YOUR ASSIGNMENT
Provide the data again exactly, including every line that follows.

INPUT DATA
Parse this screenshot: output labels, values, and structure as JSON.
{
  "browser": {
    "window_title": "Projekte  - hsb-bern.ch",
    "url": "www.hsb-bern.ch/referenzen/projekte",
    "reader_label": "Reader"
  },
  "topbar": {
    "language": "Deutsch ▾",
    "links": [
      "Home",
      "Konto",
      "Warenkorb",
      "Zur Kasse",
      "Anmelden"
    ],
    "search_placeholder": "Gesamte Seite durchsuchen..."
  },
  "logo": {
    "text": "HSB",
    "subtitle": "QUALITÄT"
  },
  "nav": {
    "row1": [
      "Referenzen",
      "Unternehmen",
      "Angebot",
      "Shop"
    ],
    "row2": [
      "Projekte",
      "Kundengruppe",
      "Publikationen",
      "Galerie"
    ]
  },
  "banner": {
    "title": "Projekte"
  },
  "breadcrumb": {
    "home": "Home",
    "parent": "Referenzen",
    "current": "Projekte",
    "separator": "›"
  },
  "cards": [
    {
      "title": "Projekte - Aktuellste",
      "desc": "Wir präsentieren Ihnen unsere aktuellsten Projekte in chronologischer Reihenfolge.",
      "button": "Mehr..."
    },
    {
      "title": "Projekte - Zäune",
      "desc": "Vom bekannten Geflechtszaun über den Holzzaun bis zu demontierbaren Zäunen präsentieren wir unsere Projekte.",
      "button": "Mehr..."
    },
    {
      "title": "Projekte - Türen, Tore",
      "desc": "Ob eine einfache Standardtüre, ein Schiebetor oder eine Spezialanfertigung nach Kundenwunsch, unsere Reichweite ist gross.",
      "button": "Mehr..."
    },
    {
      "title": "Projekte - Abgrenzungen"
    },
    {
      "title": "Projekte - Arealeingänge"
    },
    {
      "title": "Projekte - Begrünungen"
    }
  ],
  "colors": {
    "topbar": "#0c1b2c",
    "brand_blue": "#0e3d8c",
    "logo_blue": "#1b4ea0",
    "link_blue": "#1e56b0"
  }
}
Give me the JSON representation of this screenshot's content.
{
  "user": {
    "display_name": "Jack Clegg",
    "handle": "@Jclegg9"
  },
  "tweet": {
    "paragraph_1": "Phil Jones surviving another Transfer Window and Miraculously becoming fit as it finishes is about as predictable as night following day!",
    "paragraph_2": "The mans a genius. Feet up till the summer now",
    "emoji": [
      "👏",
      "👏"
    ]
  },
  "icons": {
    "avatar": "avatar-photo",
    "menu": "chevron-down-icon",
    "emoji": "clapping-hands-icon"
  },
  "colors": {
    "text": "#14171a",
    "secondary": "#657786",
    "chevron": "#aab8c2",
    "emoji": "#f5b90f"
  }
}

PROBLEM SOLUTION
Parse this screenshot: output labels, values, and structure as JSON.
{
  "browser": {
    "window_title": "Projekte  - hsb-bern.ch",
    "url": "www.hsb-bern.ch/referenzen/projekte",
    "reader_label": "Reader"
  },
  "topbar": {
    "language": "Deutsch ▾",
    "links": [
      "Home",
      "Konto",
      "Warenkorb",
      "Zur Kasse",
      "Anmelden"
    ],
    "search_placeholder": "Gesamte Seite durchsuchen..."
  },
  "logo": {
    "text": "HSB",
    "subtitle": "QUALITÄT"
  },
  "nav": {
    "row1": [
      "Referenzen",
      "Unternehmen",
      "Angebot",
      "Shop"
    ],
    "row2": [
      "Projekte",
      "Kundengruppe",
      "Publikationen",
      "Galerie"
    ]
  },
  "banner": {
    "title": "Projekte"
  },
  "breadcrumb": {
    "home": "Home",
    "parent": "Referenzen",
    "current": "Projekte",
    "separator": "›"
  },
  "cards": [
    {
      "title": "Projekte - Aktuellste",
      "desc": "Wir präsentieren Ihnen unsere aktuellsten Projekte in chronologischer Reihenfolge.",
      "button": "Mehr..."
    },
    {
      "title": "Projekte - Zäune",
      "desc": "Vom bekannten Geflechtszaun über den Holzzaun bis zu demontierbaren Zäunen präsentieren wir unsere Projekte.",
      "button": "Mehr..."
    },
    {
      "title": "Projekte - Türen, Tore",
      "desc": "Ob eine einfache Standardtüre, ein Schiebetor oder eine Spezialanfertigung nach Kundenwunsch, unsere Reichweite ist gross.",
      "button": "Mehr..."
    },
    {
      "title": "Projekte - Abgrenzungen"
    },
    {
      "title": "Projekte - Arealeingänge"
    },
    {
      "title": "Projekte - Begrünungen"
    }
  ],
  "colors": {
    "topbar": "#0c1b2c",
    "brand_blue": "#0e3d8c",
    "logo_blue": "#1b4ea0",
    "link_blue": "#1e56b0"
  }
}
Give me the JSON representation of this screenshot's content.
{
  "user": {
    "display_name": "Jack Clegg",
    "handle": "@Jclegg9"
  },
  "tweet": {
    "paragraph_1": "Phil Jones surviving another Transfer Window and Miraculously becoming fit as it finishes is about as predictable as night following day!",
    "paragraph_2": "The mans a genius. Feet up till the summer now",
    "emoji": [
      "👏",
      "👏"
    ]
  },
  "icons": {
    "avatar": "avatar-photo",
    "menu": "chevron-down-icon",
    "emoji": "clapping-hands-icon"
  },
  "colors": {
    "text": "#14171a",
    "secondary": "#657786",
    "chevron": "#aab8c2",
    "emoji": "#f5b90f"
  }
}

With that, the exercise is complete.